The controls that our jurisdiction and other states and communities have put in place work. While we may resent the safety measures, and many have a tremendous impact on families and the economy, a recent report in the New York Times has shown they prevent significant suffering and death. States with the fewest control measures in place to slow transmission of the virus are seeing some of the highest case rates during this current national surge. States with the tightest control measures have among the lowest daily cases rates, despite seeing increases.
Public Health is closely tracking the number of positive cases among healthcare workers related to the COVID-19 pandemic response to be sure we have sufficient healthcare workers to staff our facilities and care for patients. This week, we are reporting an additional 842 new cases among healthcare workers, one of the highest increases seen in months. When community transmission increases, this affects health care workers in two ways; they have many more patients to care for and they also experience more exposures both at work and in their communities.
Last week, Los Angeles County established thresholds for additional actions if the five-day average of cases is 4,000 or more or hospitalizations are more than 1,750 per day. Specifically, the County noted in a press release on November 17 that if the five-day average of cases is 4,000 or more, outdoor and indoor dining at restaurants, breweries, wineries and bars will be prohibited and these businesses will only be able to offer pick-up and delivery. Because the five-day average of new cases increased to more than 4,000 cases this past Saturday, the Los Angeles County Health Officer Order is being modified to restrict dining at restaurants, breweries, wineries and bars effective Wednesday, November 25 at 10:00 p.m.
If the five-day average of cases is 4,500 or more or hospitalizations are more than 2,000 per day, a Targeted Safer at Home Order with additional safety modifications will be issued. Given that our five-day average case rate is now over 4,500, Public Health will be working with the Board of Supervisors to determine additional safety modifications.
More than ever, we ask our business partners to take extra steps to be fully compliant with the new safeguards and restrictions set forth in the modified state and County’s Health Officer Orders.
Of the eight new deaths reported today, two people that passed away were over the age of 80 years old, five people who died were between the ages of 65 and 79 years old, and one person who died was between the ages of 50 and 64 years old. All of these people who died had underlying health conditions.
Ninety-three percent of the people who died from COVID-19 had underlying health conditions.
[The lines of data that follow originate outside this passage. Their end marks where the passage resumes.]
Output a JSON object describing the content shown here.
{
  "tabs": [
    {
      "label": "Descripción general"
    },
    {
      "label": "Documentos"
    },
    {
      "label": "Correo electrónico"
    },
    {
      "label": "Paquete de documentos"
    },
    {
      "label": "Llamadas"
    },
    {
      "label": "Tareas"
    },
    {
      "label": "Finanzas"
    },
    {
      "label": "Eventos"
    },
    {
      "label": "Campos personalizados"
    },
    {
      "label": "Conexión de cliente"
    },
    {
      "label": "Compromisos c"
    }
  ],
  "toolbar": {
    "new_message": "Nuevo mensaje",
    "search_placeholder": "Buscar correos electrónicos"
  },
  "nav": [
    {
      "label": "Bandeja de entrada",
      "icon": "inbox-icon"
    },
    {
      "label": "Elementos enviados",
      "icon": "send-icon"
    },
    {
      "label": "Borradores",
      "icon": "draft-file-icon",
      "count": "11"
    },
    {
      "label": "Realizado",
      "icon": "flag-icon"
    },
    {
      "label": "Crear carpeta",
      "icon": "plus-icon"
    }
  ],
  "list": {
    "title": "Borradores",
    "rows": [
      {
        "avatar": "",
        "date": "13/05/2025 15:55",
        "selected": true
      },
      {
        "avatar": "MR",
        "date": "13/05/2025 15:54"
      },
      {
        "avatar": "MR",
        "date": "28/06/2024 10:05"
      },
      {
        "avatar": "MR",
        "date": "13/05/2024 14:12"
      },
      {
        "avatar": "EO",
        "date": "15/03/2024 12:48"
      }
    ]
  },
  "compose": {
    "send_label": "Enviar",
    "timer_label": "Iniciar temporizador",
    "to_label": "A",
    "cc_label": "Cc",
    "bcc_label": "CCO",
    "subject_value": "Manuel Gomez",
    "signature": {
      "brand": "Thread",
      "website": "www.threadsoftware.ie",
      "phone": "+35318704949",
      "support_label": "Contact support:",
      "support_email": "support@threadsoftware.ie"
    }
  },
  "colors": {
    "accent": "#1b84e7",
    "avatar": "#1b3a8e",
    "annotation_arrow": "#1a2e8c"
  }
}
Of those who died, information about race and ethnicity is available for 7,028 people (99 percent of the cases reported by Public Health); 52% of deaths occurred among Latino/Latinx residents, 23% among White residents, 14% among Asian residents, 9% among African American/Black residents, less than 1% among Native Hawaiian/Pacific Islander residents and 1% among residents identifying with other races.
Testing results are available for nearly 3,583,000 individuals with 10% of all people testing positive.